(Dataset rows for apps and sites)
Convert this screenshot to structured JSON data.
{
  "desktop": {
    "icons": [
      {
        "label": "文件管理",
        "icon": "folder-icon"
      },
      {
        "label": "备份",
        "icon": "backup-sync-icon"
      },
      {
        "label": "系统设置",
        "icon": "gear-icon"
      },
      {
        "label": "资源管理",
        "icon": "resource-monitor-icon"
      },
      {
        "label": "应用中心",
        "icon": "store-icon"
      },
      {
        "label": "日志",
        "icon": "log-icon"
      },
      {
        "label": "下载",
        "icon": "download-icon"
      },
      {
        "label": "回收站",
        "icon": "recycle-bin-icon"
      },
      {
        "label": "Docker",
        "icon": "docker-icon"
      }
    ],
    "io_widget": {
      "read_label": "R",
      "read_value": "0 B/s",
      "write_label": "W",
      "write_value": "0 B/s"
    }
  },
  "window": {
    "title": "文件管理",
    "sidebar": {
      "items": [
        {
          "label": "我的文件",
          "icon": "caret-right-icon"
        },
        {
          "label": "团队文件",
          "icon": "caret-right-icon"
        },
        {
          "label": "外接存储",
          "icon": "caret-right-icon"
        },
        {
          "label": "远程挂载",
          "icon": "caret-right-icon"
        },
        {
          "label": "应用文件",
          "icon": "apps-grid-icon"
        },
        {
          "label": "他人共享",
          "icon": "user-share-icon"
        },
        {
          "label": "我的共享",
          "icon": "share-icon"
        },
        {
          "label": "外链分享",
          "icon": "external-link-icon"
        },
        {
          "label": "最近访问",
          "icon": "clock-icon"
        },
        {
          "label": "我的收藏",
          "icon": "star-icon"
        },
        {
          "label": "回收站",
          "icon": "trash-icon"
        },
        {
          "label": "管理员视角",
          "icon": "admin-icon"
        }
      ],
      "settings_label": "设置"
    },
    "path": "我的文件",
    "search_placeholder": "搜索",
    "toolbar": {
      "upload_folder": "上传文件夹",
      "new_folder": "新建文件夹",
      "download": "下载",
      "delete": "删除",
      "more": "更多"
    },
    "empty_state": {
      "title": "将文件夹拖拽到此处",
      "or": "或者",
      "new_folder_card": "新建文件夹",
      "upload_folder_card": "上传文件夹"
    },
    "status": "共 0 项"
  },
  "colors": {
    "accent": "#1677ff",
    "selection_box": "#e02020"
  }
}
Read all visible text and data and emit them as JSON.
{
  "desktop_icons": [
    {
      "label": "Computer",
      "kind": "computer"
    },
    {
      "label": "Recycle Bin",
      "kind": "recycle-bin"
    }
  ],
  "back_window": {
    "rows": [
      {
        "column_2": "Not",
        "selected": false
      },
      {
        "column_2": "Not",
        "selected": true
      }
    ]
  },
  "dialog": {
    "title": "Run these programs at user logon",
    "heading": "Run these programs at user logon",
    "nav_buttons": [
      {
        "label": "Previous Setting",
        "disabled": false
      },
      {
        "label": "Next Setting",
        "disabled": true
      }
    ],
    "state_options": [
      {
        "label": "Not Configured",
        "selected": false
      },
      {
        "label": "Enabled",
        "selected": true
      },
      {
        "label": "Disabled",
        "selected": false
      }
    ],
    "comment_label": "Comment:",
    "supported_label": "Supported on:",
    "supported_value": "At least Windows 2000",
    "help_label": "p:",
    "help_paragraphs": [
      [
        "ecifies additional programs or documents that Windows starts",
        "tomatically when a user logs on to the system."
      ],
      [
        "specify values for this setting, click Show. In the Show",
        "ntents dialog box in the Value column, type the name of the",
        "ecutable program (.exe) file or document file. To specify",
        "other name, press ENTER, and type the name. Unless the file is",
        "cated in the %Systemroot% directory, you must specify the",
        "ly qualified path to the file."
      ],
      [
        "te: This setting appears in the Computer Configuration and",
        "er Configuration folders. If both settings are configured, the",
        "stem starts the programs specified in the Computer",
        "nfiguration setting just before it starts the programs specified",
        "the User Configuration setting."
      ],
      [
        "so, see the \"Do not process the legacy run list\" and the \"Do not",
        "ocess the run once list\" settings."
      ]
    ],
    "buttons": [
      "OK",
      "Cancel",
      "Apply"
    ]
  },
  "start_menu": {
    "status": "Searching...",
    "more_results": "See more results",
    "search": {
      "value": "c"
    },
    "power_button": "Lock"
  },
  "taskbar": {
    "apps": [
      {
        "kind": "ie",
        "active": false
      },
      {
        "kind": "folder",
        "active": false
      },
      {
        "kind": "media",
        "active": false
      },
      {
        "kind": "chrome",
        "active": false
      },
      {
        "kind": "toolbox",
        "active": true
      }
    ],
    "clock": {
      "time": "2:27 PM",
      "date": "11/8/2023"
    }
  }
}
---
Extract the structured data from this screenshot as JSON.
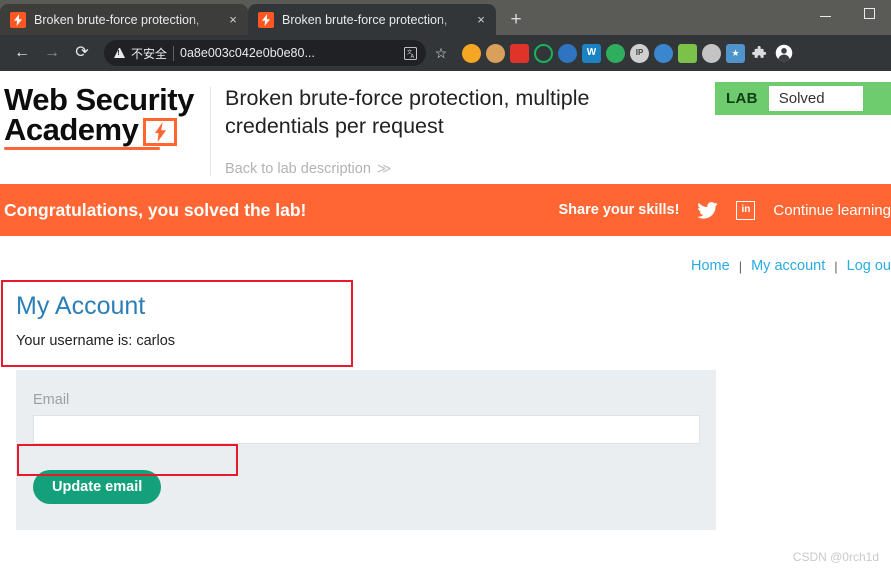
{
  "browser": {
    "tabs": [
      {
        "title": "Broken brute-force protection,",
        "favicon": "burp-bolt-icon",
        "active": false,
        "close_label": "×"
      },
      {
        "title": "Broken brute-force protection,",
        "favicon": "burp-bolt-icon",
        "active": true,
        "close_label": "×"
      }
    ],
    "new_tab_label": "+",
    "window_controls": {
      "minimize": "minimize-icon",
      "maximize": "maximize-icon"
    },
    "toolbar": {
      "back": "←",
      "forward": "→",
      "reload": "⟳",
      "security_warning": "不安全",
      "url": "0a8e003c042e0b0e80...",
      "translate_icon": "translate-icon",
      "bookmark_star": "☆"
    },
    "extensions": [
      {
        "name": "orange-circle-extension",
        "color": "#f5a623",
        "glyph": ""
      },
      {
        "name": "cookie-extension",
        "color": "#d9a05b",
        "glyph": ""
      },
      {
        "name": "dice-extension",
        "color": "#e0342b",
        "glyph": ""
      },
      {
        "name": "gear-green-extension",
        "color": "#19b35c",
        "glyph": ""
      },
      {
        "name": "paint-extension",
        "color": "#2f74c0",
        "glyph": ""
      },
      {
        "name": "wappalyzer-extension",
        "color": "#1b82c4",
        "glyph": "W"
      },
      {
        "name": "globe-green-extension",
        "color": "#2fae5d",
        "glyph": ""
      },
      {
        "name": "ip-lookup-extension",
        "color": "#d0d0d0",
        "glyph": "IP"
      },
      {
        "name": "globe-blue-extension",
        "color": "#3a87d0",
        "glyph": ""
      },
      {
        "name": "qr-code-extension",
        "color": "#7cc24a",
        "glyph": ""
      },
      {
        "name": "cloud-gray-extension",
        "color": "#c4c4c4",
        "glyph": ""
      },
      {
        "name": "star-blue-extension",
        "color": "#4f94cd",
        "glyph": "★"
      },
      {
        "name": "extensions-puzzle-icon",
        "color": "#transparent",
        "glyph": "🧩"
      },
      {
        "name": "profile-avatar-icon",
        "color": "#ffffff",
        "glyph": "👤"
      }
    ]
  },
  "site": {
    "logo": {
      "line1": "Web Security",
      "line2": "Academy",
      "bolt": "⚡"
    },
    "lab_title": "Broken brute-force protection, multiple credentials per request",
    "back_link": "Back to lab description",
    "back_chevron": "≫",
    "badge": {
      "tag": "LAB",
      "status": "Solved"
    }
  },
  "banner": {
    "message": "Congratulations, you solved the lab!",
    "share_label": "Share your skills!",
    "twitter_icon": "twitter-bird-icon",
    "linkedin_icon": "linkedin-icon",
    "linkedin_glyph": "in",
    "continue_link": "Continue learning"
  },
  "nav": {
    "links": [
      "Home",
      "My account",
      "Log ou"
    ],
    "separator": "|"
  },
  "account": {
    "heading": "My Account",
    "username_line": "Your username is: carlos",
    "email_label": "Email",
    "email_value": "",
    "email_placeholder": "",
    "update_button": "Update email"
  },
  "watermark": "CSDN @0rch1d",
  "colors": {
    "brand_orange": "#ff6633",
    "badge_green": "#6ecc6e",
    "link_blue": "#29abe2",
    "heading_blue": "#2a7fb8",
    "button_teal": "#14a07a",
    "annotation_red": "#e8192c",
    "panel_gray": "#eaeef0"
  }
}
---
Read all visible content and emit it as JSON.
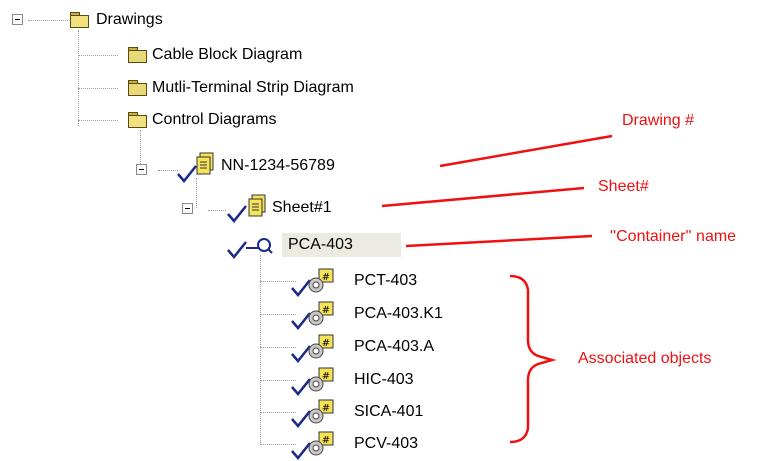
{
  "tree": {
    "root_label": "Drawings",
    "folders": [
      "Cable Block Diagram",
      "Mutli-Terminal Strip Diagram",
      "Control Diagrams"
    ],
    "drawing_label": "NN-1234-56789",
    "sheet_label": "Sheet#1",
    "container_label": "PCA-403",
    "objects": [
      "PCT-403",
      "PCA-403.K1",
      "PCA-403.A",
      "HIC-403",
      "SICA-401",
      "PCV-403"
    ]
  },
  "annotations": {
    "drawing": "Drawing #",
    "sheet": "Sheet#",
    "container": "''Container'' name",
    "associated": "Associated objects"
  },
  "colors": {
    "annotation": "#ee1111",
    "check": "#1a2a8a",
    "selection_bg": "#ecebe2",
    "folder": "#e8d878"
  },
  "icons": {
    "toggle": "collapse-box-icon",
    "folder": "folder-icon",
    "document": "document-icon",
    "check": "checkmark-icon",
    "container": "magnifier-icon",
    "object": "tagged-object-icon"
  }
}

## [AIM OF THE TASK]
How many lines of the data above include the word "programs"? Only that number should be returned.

## [TASK RESULT]
5